by Keith Towler, Children’s Commissioner for Wales
Little did I know seven years ago that play would form such an important part of my life as Commissioner. My journey on play began in my first few months in post. In fact, the first report I published as Commissioner was all about children with disabilities’ access to play. It was the culmination of a project which my predecessor had begun, analysing the content of local authorities’ play strategies and gathering the views of children and young people with disabilities.
Seven years on, I am still acutely aware of how important play is to children and young people. During my final year in post, I was lucky to be appointed to a working group assisting on the drafting of a general comment for the UN Committee on the Rights of the Child which wanted State Parties across the world to give greater attention to children’s rights to play and leisure activities in Article 31 of the UN Convention on the Rights of the Child. Here in Wales and across the world, the publication of the General Comment on Article 31 provides an opportunity for every child in every school, in every community, to exercise the right to play. Whilst the rights embodied in Article 31 may not necessarily be at the forefront of policy makers’ minds, they are central to childhood itself. They contribute to the joy, fun and sheer pleasure of growing up. Furthermore, their implementation will contribute to children’s development, not only as individuals, but also as competent members of society aware of the perspectives of others, and capable of cooperation and conflict resolution.
Wales and the Welsh Government have taken great strides in promoting and implementing play as the right of every child and young person and are viewed very highly on the international stage. But I can’t help but think that whilst we have ground-breaking legislation here in Wales, it’s having little or no immediate impact on the ground for children and young people. By way of an example I’m going full circle, back to children and young people with disabilities’ access to play. The Children and Families (Wales) Measure 2010 saw Wales become the first country in the world to establish a duty in relation to play. This Measure introduced a Play Sufficiency Duty, which comes in two parts: the first involves local authorities in carrying out Play Sufficiency Assessments. I reviewed them all, focussing in particular on children and young people from disadvantaged communities and households and on children and young people with disabilities. The provision of play and recreation opportunities for children and young people with disabilities, as reported in these Play Sufficiency Assessments, is diverse, with a number of local authorities even having difficulties identifying how many children and young people with disabilities resided within their authority. There is some wonderful work ongoing, with some authorities evidencing a framework of policy and practice firmly directed at delivering on Article 31 for children with disabilities. But, the picture remains inconsistent.
Austerity is also hitting us hard in Wales and is having a direct impact on the implementation of Article 31. One devastating example of the impact was shared with me via film by a group of young people in rural west Wales. It told the story, a true story, of how a new housing development destroyed a play space. The play area was a muddy bank. A piece of land used by children and young people extensively. At no point during the planning process for this new housing development did anybody consult with children and young people. The new housing has no play provision as part of the development and the one area that children used has been flattened by bulldozers and built over. The film is powerful and demonstrates that these children and young people should have had a say in the planning process and they should have been heard.

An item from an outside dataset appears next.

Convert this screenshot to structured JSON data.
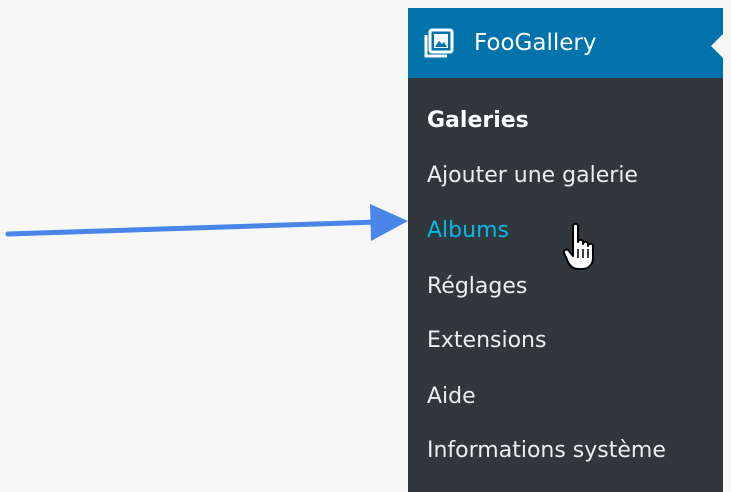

The UN Convention on the Rights of the Child is embedded in Welsh law. This ‘ground-breaking’ legislation, was meant to ‘make a positive change to the way in which all support and services for children and young people in Wales will be designed and delivered in the future’. This legislative measure provides me with the framework to hold adults to account if children report a limiting of play opportunities. Wales has made a bold and positive commitment. Let’s make sure legislation made in Wales and across Europe makes a practical, positive difference to each and every child, whatever their circumstance.
Keith Towler, the current Children’s Commissioner for Wales, is a respected children’s rights expert with over 25 years’ experience in social work, youth work and youth justice roles. Keith is also a member of the International Play Association (IPA) and was asked by the United Nations’ Committee on the Rights of the Child to take a lead role in helping to draft the General Comment on Article 31 (the right to play). Keith’s term as Wales’ Children’s Commissioner concludes at the end of February 2015. Professor Sally Holland from Cardiff University will take up the role on 20 April 2015.